Thrinaxodon is a genus of cynodont that lived during the early part of the Triassic period (248-245 million years ago) in what is now South Africa and Antarcitca. Because it is closely related to the lineage leading to mammals, Thrinaxodon is often considered a transitional fossil.
The two known species ranged in size from 30 to 50 cm (12 to 20 in) in length. Pits on the skull suggest that Thrinaxodon may have had whiskers, but whether it also had fur is debated. In response to the wide daily temperature swings of the early Triassic, it may have been eurythermic, able to function at a broad range of temperatures; this could have laid the groundwork for the development of homeothermicendothermy. Like its predecessors, Thrinaxodon laid eggs, and there were many reptilian features in its skeleton…
Identified from fossils in South Africa and Antarctica, this archaic proto-mammal emerged on a reptile-ruled Earth some 245 million years ago.
Why it matters: An almost perfect intermediate between mammals and reptiles, Thrinaxodon has played a key role in unveiling the evolution of mammals. Descended from a reptile group called cynodonts, Thrinaxodon was a cat-size burrower that had scales and laid eggs. But, like mammals, it had whiskers, warm blood, and, scientist suspect, a fur coat.
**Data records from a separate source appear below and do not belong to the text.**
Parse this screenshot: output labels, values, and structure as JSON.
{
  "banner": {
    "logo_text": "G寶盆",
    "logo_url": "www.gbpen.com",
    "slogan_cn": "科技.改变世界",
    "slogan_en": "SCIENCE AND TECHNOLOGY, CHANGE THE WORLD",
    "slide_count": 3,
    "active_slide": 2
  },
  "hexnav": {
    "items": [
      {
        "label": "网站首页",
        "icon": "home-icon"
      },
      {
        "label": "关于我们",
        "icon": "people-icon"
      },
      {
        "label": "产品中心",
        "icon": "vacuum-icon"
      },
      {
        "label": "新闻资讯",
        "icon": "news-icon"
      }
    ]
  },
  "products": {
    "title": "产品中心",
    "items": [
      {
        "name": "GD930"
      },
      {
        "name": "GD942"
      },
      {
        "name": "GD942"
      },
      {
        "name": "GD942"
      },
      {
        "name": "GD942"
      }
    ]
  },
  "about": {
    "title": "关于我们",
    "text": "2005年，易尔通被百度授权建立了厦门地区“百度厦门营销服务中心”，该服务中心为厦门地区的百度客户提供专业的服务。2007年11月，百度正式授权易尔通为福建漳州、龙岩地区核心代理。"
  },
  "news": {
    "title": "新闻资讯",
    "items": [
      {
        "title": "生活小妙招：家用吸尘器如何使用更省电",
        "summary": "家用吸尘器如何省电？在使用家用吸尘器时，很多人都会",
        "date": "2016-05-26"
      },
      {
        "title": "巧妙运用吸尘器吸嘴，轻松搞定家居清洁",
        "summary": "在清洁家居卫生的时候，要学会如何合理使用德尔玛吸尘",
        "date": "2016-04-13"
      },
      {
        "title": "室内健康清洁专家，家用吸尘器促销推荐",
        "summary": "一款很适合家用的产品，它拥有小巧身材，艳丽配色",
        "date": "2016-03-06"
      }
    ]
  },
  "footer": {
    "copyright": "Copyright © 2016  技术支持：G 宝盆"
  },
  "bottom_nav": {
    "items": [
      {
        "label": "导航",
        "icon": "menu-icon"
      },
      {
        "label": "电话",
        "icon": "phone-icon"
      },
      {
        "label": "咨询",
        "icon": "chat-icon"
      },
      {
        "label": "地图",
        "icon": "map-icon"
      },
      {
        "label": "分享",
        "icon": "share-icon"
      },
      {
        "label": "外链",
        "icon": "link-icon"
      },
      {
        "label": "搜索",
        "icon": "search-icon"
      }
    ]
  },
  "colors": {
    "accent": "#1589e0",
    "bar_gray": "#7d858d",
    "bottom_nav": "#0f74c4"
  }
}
“Thrinaxodon shows mammal-like features beginning to kick in,” said paleontologist Paul Barrett of the Natural History Museum in London. “The origin of mammals is exceptionally well understood, and there is a whole series of fossils forming a nice transformation series that shows how mammals evolved a bit at a time.”
… a genus of cynodonttherapsid that lived during the Triassic Period (248-245 million years ago) notable for being a transitional fossil.The two known species ranged in size from that of a small badger (50 cm) to ermine-sized (30 cm long).Pits on the skull suggest that Thrinaxodon may have had whiskers, but whether it also had fur is debated, though it likely had a near-mammalian warm-blooded metabolism. Even so, Thrinaxodon still laid eggs, and there were many reptilian features in its skeleton.
Its remains were found on South Africa and Antarctica, supporting the notion that the two continents were once joined together. Its name was taken from Greek θρῖναξ “trident, three-pronged fork” and ὀδούϛ ὀδόντ- “tooth” in reference to it’s cheek teeth, but with a Greek language error: “Thrinacodon” would have been the grammatically correct form…